Gordon Strachan was honest in his assessment of what faces any up-and-coming Scottish managers, telling them to “get ready for a lot of long nights where you think you are useless”.
The Scotland manager was speaking before today’s friendly against Northern Ireland and Sunday’s European Championship qualifier against the bottom side in Group D, Gibraltar, both at Hampden Park.
Watching Strachan’s earlier training session were managers such as Dundee’s Paul Hartley, Alan Archibald of Partick Thistle, Hearts’ Robbie Neilson and the Norwich City manager, Alex Neil, who are part of a group undertaking their Uefa Pro Licence.
Asked if he had any advice for this next generation, the former Celtic, Southampton and Coventry manager did not hold back.
“Get ready for a lot of long nights where you think you are useless,” he said. “I’m serious. And you have to deal with that. There are a lot of players who I worked with who are now managers who phone me up.
“Now I know what Howard Wilkinson [his former manager at Leeds United] felt like. I used to phone him a lot when I was in trouble. As a matter of fact, every time he picked up the phone he used to say, ‘What’s up now?’
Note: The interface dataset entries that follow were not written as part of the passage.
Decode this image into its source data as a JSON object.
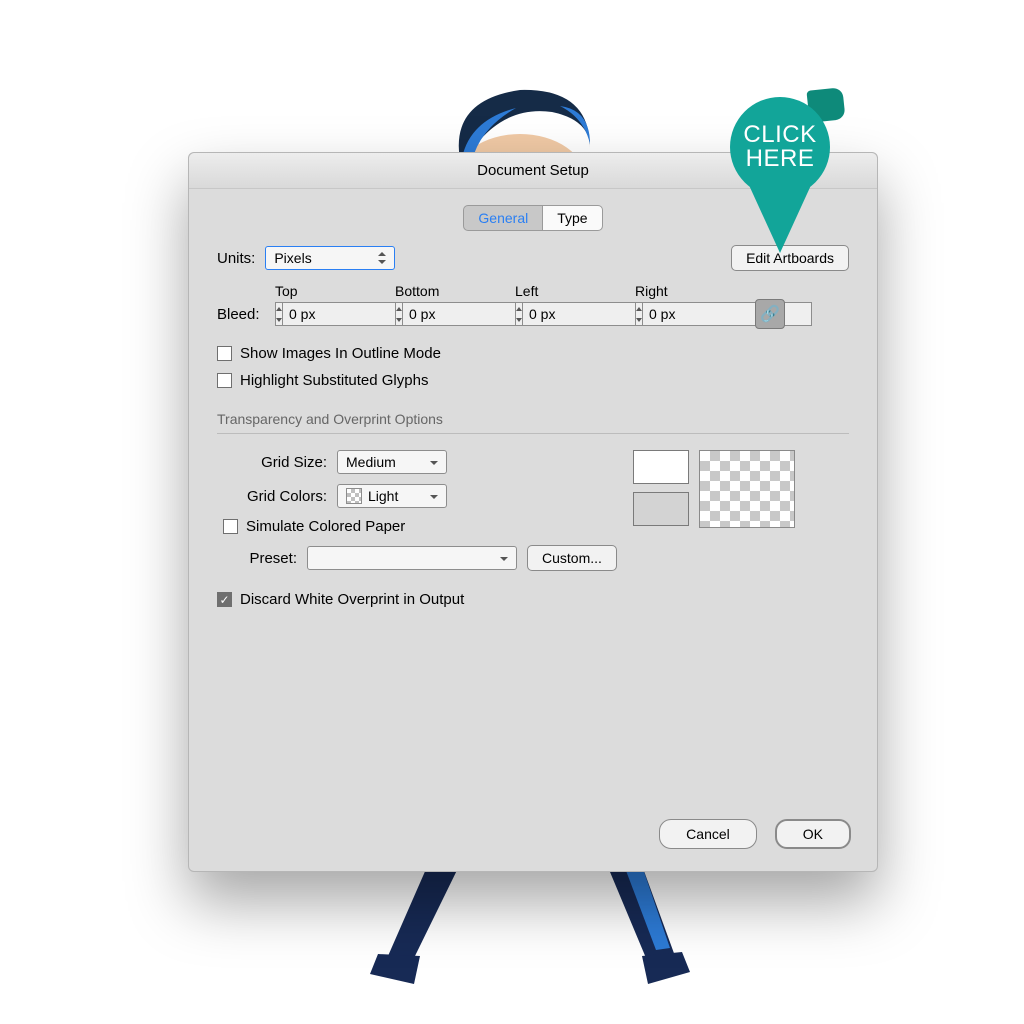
{
  "annotation": {
    "text": "CLICK\nHERE"
  },
  "dialog": {
    "title": "Document Setup",
    "tabs": {
      "general": "General",
      "type": "Type",
      "active": "General"
    },
    "units": {
      "label": "Units:",
      "value": "Pixels"
    },
    "edit_artboards": "Edit Artboards",
    "bleed": {
      "label": "Bleed:",
      "cols": {
        "top": "Top",
        "bottom": "Bottom",
        "left": "Left",
        "right": "Right"
      },
      "values": {
        "top": "0 px",
        "bottom": "0 px",
        "left": "0 px",
        "right": "0 px"
      },
      "link_icon": "🔗"
    },
    "checks": {
      "outline": {
        "label": "Show Images In Outline Mode",
        "checked": false
      },
      "glyphs": {
        "label": "Highlight Substituted Glyphs",
        "checked": false
      }
    },
    "transparency": {
      "title": "Transparency and Overprint Options",
      "grid_size": {
        "label": "Grid Size:",
        "value": "Medium"
      },
      "grid_colors": {
        "label": "Grid Colors:",
        "value": "Light"
      },
      "simulate": {
        "label": "Simulate Colored Paper",
        "checked": false
      },
      "preset": {
        "label": "Preset:",
        "value": ""
      },
      "custom_btn": "Custom...",
      "discard": {
        "label": "Discard White Overprint in Output",
        "checked": true,
        "checkmark": "✓"
      }
    },
    "buttons": {
      "cancel": "Cancel",
      "ok": "OK"
    }
  }
}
“So we are always there to give advice and we are the only people who can give advice to managers, because nobody else knows what it feels like.
He added: “It is great to see Neil and Neilson doing terrifically well, showing that we have top coaches.” But he warned: “You can only be called a good manager or a great manager, like Sir Alex Ferguson and those people, if you can hang in there for a long, long time. But it is a good way to learn. The best way to learn is being a manager and making mistakes.”
This weekend Strachan will look to build on seven points from four qualifiers, which have taken them into third place in Group D. “Looking at the intensity of the training, you get to the stage where you think, ‘Calm down a bit’,” he said. “People are telling me they are all tired, people are telling me they have played 40 games and they are running about non-stop.
“You actually have to stop the training because if you let them go on they would continue on another half-hour. If we can take what we had this morning into tomorrow, then I will be more than happy. I don’t think they have even thought about this as a friendly. There will be an intensity to the game.”
Strachan declared himself impressed with Bournemouth forward Matt Ritchie, who has been called up for the first time. “His passing, crossing and shooting was good and he blended terrifically well with the other players,” he said. “There is lots to like about him, playing with the best footballing side in the Championship, Bournemouth.”
Meanwhile, one of the most exciting prospects in the Scotland age group set-up, Real Madrid’s Jack Harper, has been turned away by the Under-19s as they aim to secure a place at this summer’s European Championship in Greece.
The 19-year-old forward signed a five-year deal with the Spanish giants and has scored three goals for the club in this season’s Uefa Youth League. But the Scotland Under-19 coach, Ricky Sbragia, said yesterday that Harper was a “luxury” player that his team “can’t carry”, and left him out of the 18-man squad for matches against Austria, Italy and Croatia.
“At Real Madrid, Jack can float all over the place, which he does. But with us he has to be more disciplined,” said Sbragia. “He’s an exceptionally gifted lad but we can’t carry him. He can be a luxury sometimes.
“In some cases, if it’s going well, he can be a good luxury. And listen, Jack’s time will come. I’ve gone for a physical side and runners. Hopefully, I’m proved right in Austria. It’s purely a tactical decision.”Reuse content